◆ **TASK TO CARRY OUT**
Please give the number of lines in the material below that contain "icon", and provide nothing besides that number.
------------------------------------------------------------
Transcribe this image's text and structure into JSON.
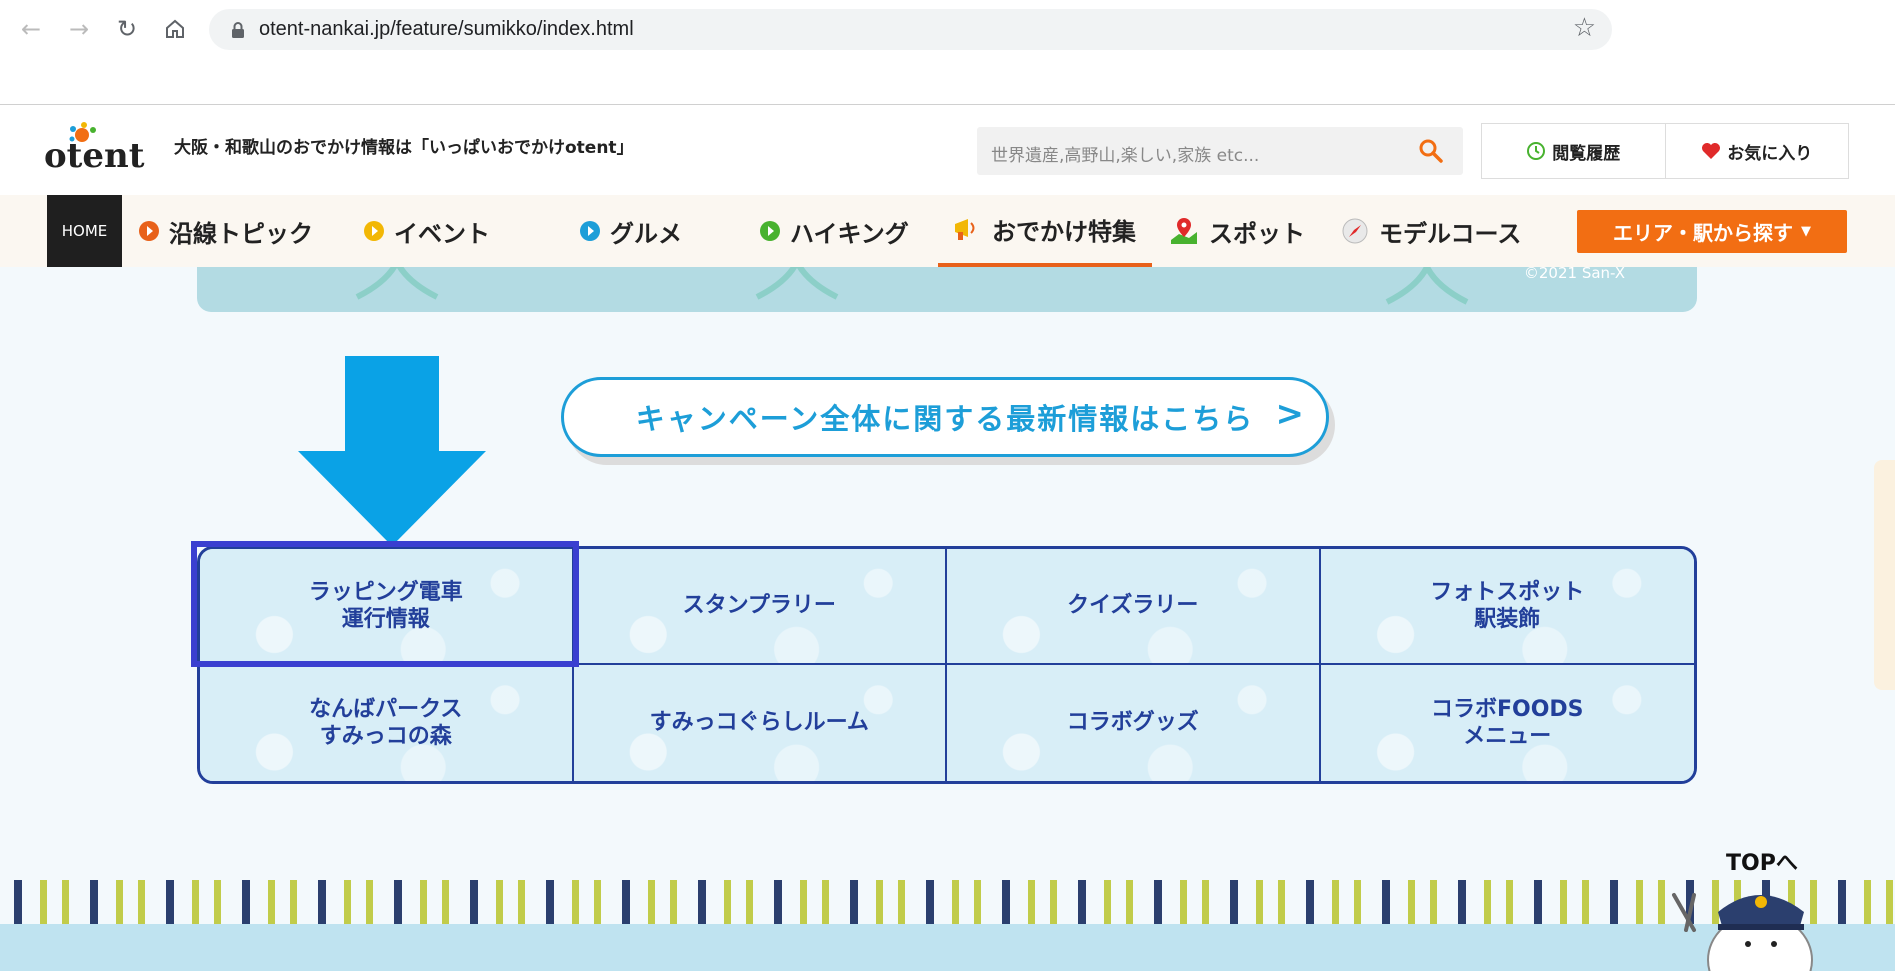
{
  "browser": {
    "url": "otent-nankai.jp/feature/sumikko/index.html"
  },
  "header": {
    "logo_text": "otent",
    "tagline": "大阪・和歌山のおでかけ情報は「いっぱいおでかけotent」",
    "search_placeholder": "世界遺産,高野山,楽しい,家族 etc...",
    "history_label": "閲覧履歴",
    "favorites_label": "お気に入り"
  },
  "nav": {
    "home": "HOME",
    "items": [
      {
        "label": "沿線トピック",
        "color": "#e8611a"
      },
      {
        "label": "イベント",
        "color": "#f2b705"
      },
      {
        "label": "グルメ",
        "color": "#1d9ed8"
      },
      {
        "label": "ハイキング",
        "color": "#48b22f"
      },
      {
        "label": "おでかけ特集",
        "icon": "megaphone-icon"
      },
      {
        "label": "スポット",
        "icon": "map-pin-icon"
      },
      {
        "label": "モデルコース",
        "icon": "compass-icon"
      }
    ],
    "area_button": "エリア・駅から探す"
  },
  "banner": {
    "copyright": "©2021 San-X"
  },
  "campaign": {
    "label": "キャンペーン全体に関する最新情報はこちら",
    "chevron": ">"
  },
  "grid": {
    "cells": [
      "ラッピング電車\n運行情報",
      "スタンプラリー",
      "クイズラリー",
      "フォトスポット\n駅装飾",
      "なんばパークス\nすみっコの森",
      "すみっコぐらしルーム",
      "コラボグッズ",
      "コラボFOODS\nメニュー"
    ]
  },
  "footer": {
    "to_top": "TOPへ"
  },
  "colors": {
    "accent_orange": "#f26e13",
    "campaign_blue": "#1d9ed8",
    "grid_navy": "#223f9a",
    "highlight": "#3a3fd0"
  }
}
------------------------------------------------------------
◆ **TASK ANSWER**
3